Notably absent from Ruiz’s bill is also any provision that would give local communities a definitive say on charter applications, a principle long pushed by some district leaders and advocates. The legislation only calls for public hearings on any new proposals.
Yesterday’s hearing added little new to the debate, but not for lack of trying.
On one side, a number of advocacy groups raised alarms about the growth of charters in the state, and the impact they have had on district public schools.
The Education Law Center, the Newark-based advocacy group, brought some new evidence indicating that the state’s long-standing count of 80-plus charters vastly undercounts the actual number of charter schools in New Jersey.
It said in a press release and again in testimony before the Senate committee that the state itself acknowledged in recent legal arguments that 23 of its approved charters encompassed more than one school, and it put the count at closer to 130 separate charter schools in the state.
Other critics called on state officials to get a better handle on the spread of charter schools – and especially charter networks -- in New Jersey.
The president of the New Jersey Education Association, the teachers union, said the proliferation of those large nationwide networks has changed the mission of charters from their early days as local incubators of school innovation.
“With that development, (the local mission) has been pushed aside to a more corporate model,” said Wendell Steinhauer. “There should be no question that public funds go to public education and not private profit.”
Steinhauer called for a moratorium on new charter approvals and the creation of a state commission to study their rapid growth in the state.
But there were plenty of defenders of the charters, as well, including representatives of the state’s charter school association, along with an array of local school leaders and advocacy groups who contended that charter schools had shown clear advantages over district schools.
“There have been remarkable successes,” said Michael Lilley, executive director of Better Education for Kids, an advocacy group. “Those are the facts, and they speak for themselves.”
Several of charter school advocates raised issues not addressed in the proposed bill, including what they describe as chronic underfunding of their schools under existing law and the lack of any fiscal aid for charter-school facilities.
“It’s the elephant in the room, the lack of funding equity for charter schools,” said Donna Siminski, director of policy for the New Jersey Charter Schools Association.
Paul Josephson, a trustee of the Princeton Charter School, said his school has not seen an increase in state funding for three years, despite rising costs.
Ruiz said after the hearing that her bill remained a “work in progress,” including addressing the issue of how charter schools are funded.
While Ruiz didn’t call for additional funding specifically, she said the existing practice of asking school districts to make payments directly to charters may need to be reconsidered – including whether the state should fund the charter schools directly.
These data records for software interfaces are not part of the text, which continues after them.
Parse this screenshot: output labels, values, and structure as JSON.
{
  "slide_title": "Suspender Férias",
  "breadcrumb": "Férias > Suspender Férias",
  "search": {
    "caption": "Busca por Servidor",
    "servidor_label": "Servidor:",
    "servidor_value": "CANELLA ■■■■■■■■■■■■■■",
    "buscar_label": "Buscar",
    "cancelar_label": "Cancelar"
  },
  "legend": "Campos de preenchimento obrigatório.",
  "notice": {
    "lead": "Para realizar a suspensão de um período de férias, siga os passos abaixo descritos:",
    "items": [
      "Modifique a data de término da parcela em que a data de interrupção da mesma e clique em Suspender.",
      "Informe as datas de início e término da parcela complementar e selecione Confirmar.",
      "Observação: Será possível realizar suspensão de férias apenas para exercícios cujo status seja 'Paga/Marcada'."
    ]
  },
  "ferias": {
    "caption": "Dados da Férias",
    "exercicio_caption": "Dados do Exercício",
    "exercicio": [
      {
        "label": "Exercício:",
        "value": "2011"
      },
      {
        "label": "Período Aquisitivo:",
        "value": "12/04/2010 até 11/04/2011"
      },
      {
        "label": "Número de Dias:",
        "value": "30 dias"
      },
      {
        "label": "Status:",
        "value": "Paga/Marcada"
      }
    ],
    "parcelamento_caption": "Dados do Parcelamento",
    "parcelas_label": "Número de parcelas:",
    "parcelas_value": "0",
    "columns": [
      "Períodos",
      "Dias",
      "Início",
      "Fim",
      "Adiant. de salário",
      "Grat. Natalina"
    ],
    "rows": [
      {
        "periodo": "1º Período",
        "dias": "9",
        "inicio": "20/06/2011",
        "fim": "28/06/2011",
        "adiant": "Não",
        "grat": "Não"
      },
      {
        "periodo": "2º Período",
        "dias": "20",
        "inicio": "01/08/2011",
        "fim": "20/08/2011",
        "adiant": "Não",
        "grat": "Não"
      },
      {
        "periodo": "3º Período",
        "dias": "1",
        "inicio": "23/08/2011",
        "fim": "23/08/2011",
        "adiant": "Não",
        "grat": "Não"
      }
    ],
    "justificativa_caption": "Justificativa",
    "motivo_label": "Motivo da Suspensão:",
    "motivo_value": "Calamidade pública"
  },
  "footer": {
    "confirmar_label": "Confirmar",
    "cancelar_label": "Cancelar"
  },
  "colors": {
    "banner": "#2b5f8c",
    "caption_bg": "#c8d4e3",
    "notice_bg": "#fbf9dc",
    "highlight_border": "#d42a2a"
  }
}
“We need to figure out a better way of doing that,” she said, adding “Everything is under discussion under the context of this bill.”